-- Records shown --
________________________

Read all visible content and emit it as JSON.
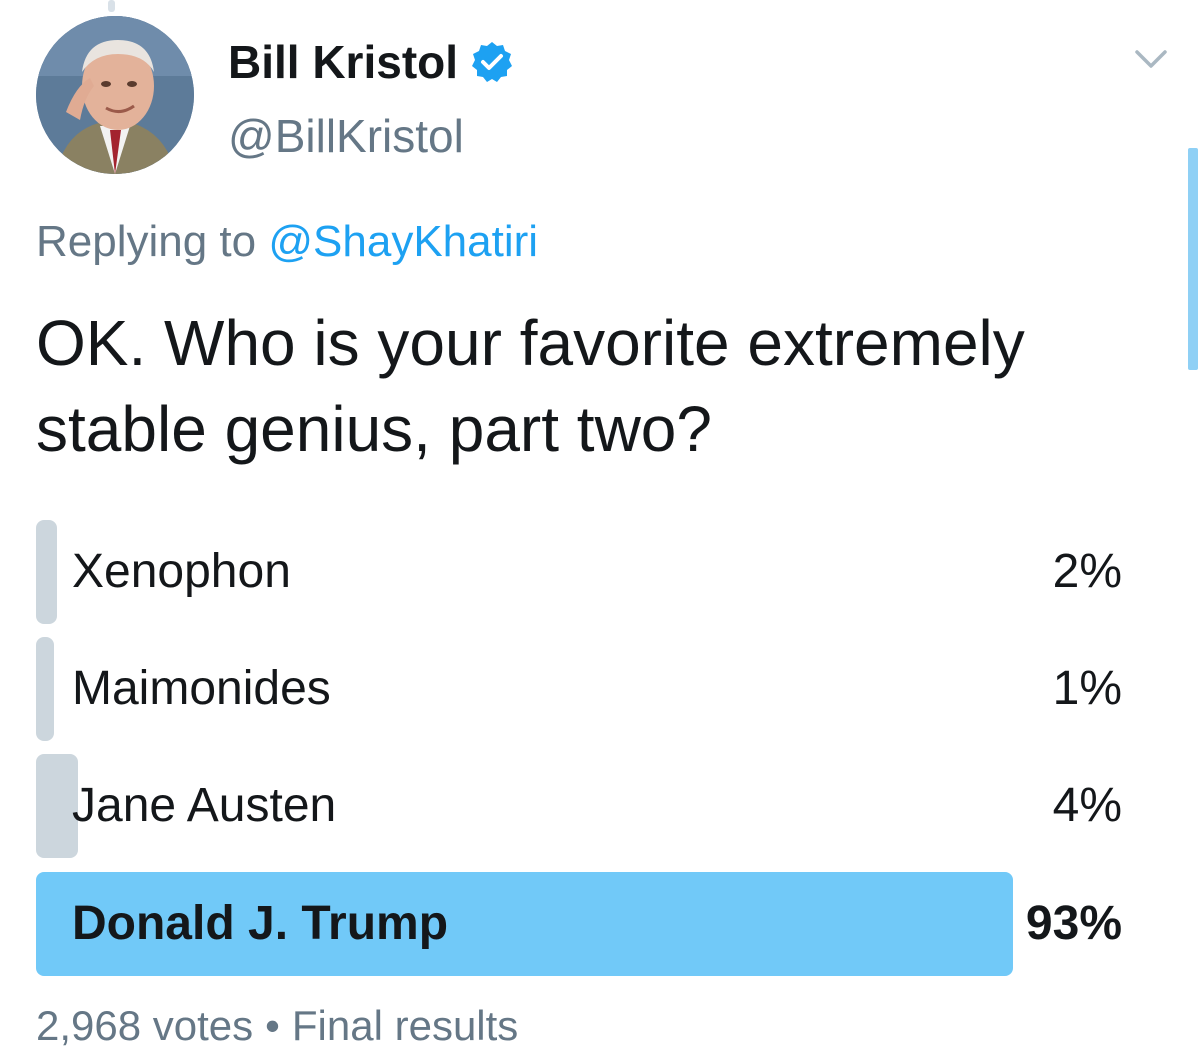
{
  "tweet": {
    "author": {
      "name": "Bill Kristol",
      "handle": "@BillKristol",
      "verified": true
    },
    "reply": {
      "prefix": "Replying to",
      "handle": "@ShayKhatiri"
    },
    "text": "OK. Who is your favorite extremely stable genius, part two?"
  },
  "poll": {
    "options": [
      {
        "label": "Xenophon",
        "percent_label": "2%",
        "percent": 2,
        "winner": false
      },
      {
        "label": "Maimonides",
        "percent_label": "1%",
        "percent": 1,
        "winner": false
      },
      {
        "label": "Jane Austen",
        "percent_label": "4%",
        "percent": 4,
        "winner": false
      },
      {
        "label": "Donald J. Trump",
        "percent_label": "93%",
        "percent": 93,
        "winner": true
      }
    ],
    "votes": "2,968 votes",
    "separator": "•",
    "status": "Final results"
  },
  "colors": {
    "accent": "#1da1f2",
    "winner_bar": "#71c9f8",
    "loser_bar": "#ccd6dd",
    "secondary_text": "#657786",
    "primary_text": "#14171a"
  },
  "icons": {
    "verified": "verified-badge-icon",
    "menu": "chevron-down-icon"
  }
}
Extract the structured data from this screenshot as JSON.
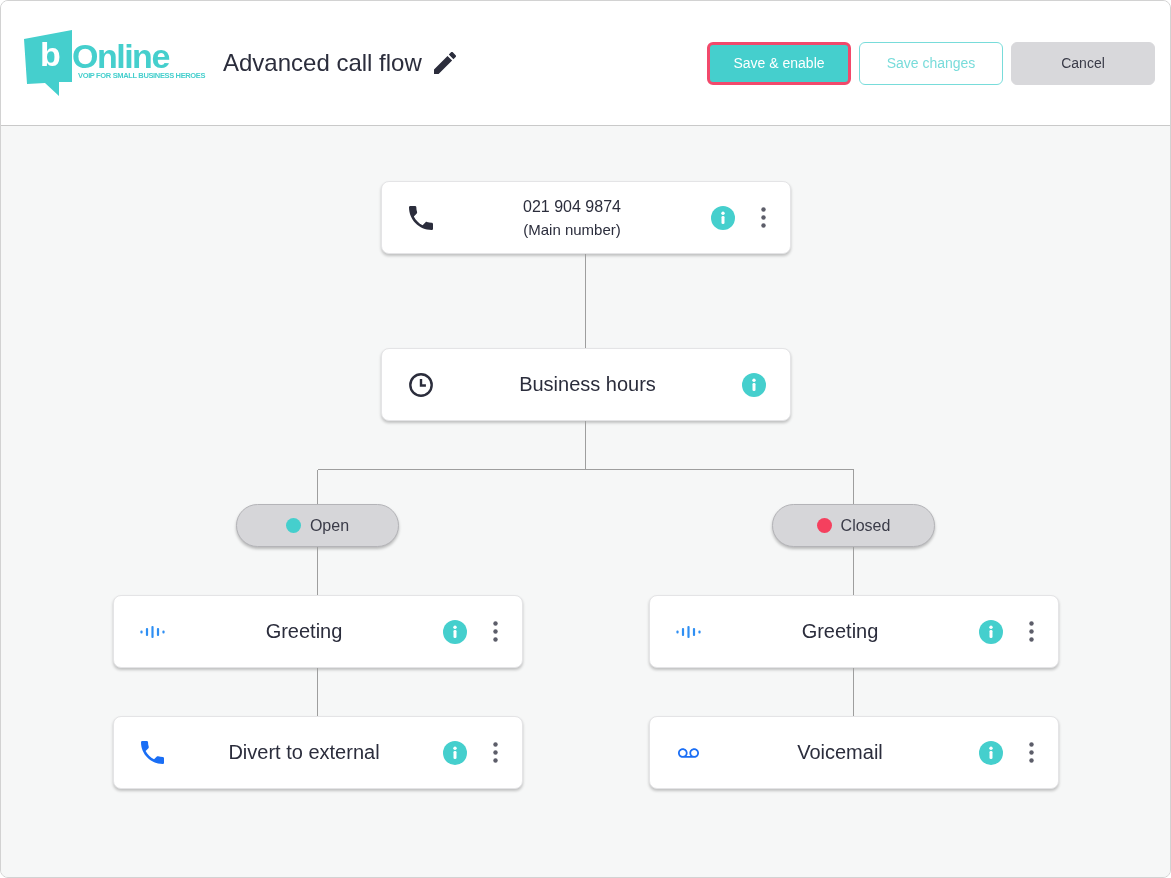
{
  "header": {
    "logo": {
      "mark": "b",
      "wordmark": "Online",
      "tagline": "VOIP FOR SMALL BUSINESS HEROES"
    },
    "title": "Advanced call flow",
    "buttons": [
      {
        "label": "Save & enable",
        "kind": "primary",
        "focused": true,
        "disabled": false
      },
      {
        "label": "Save changes",
        "kind": "outline",
        "focused": false,
        "disabled": true
      },
      {
        "label": "Cancel",
        "kind": "neutral",
        "focused": false,
        "disabled": false
      }
    ]
  },
  "flow": {
    "kind": "number",
    "number": "021 904 9874",
    "note": "(Main number)",
    "menu": true,
    "children": [
      {
        "kind": "hours",
        "label": "Business hours",
        "menu": false,
        "children": [
          {
            "kind": "branch",
            "label": "Open",
            "color": "#45cfcd",
            "children": [
              {
                "kind": "greeting",
                "label": "Greeting",
                "menu": true,
                "children": [
                  {
                    "kind": "divert",
                    "label": "Divert to external",
                    "menu": true
                  }
                ]
              }
            ]
          },
          {
            "kind": "branch",
            "label": "Closed",
            "color": "#f5405e",
            "children": [
              {
                "kind": "greeting",
                "label": "Greeting",
                "menu": true,
                "children": [
                  {
                    "kind": "voicemail",
                    "label": "Voicemail",
                    "menu": true
                  }
                ]
              }
            ]
          }
        ]
      }
    ]
  }
}
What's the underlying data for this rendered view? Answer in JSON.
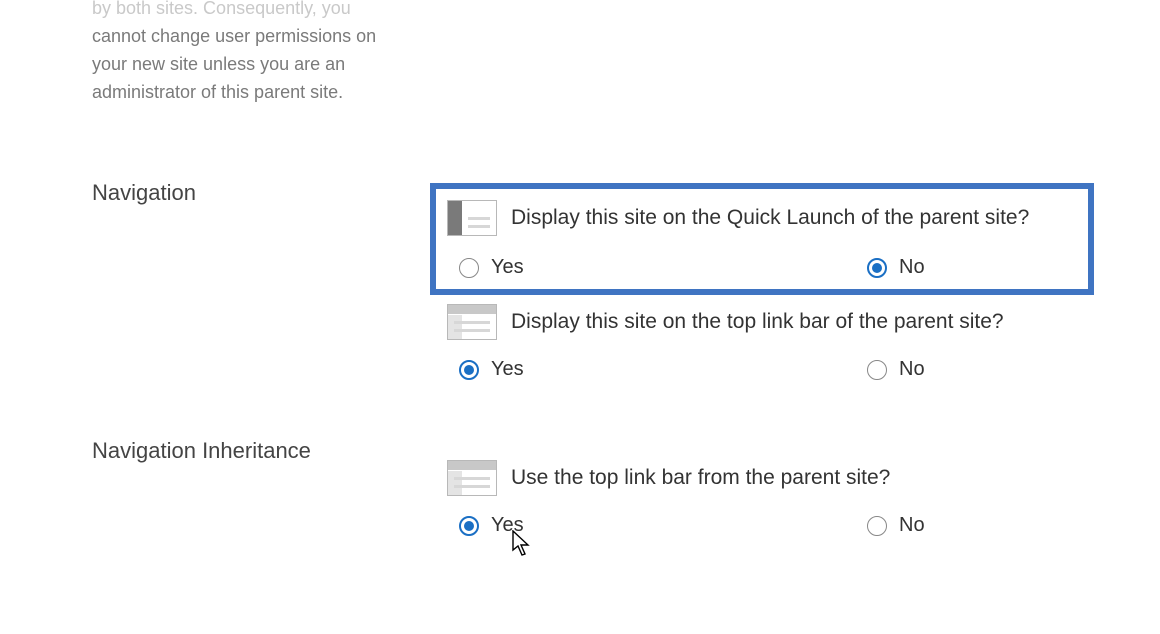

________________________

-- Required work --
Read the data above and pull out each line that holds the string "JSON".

-- Result below --
Read all visible content and emit it as JSON.
Extract the structured data from this screenshot as JSON.
What's the underlying data for this rendered view? Answer in JSON.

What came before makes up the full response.